Thought From Today’s Old Testament Passage:
David penned this psalm in his old age, as appears by several passages in it, which makes many think that it was penned at the time of Absalom’s rebellion; for that was the great trouble of his later days. It might be occasioned by Sheba’s insurrection, or some trouble that happened to him in that part of his life of which it was foretold that the sword should not depart from his house. But he is not over-particular in representing his case, because he intended it for the general use of God’s people in their afflictions, especially those they meet with in their declining years; for this psalm, above any other, is fitted for the use of the old disciples of Jesus Christ. I. He begins the psalm with believing prayers, with prayers that God would deliver him and save him (v. 2, 4), and not cast him off (v. 9) or be far from him (v. 12), and that his enemies might be put to shame (v. 13). He pleads his confidence in God (v. 1, 3, 5, 7), the experience he had had of help from God (v. 6), and the malice of his enemies against him (v. 10, 11). II. He concludes the psalm with believing praises (v. 14, etc.). Never was his hope more established (v. 16, 18, 20, 21). Never were his joys and thanksgivings more enlarged (v. 15, 19, 22–24). He is in an ecstasy of joyful praise; and, in the singing of it, we too should have our faith in God encouraged and our hearts raised in blessing his holy name.
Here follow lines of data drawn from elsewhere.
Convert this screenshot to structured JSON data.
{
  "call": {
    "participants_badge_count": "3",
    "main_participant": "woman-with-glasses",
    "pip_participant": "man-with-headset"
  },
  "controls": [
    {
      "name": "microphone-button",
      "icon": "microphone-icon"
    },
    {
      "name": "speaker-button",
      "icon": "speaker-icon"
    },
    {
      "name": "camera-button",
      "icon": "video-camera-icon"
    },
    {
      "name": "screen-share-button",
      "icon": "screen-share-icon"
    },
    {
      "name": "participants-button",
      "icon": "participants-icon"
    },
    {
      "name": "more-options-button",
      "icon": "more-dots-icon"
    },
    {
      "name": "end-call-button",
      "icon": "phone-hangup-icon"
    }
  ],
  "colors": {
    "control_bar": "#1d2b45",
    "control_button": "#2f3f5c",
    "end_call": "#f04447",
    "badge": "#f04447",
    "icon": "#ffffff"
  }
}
(Matthew Henry, Matthew Henry’s Commentary on the Bible (Peabody, MA: Hendrickson Publishers), 1997 (computer file))
In this series, we will explain why Jesus never intended for anyone to conclude he was just another religious leader, rather, he wanted people to know he was God in human flesh. How do we know Jesus really rose from the dead, and actually appeared to over five hundred people? Can the resurrection appearances be explained away by psychological theories?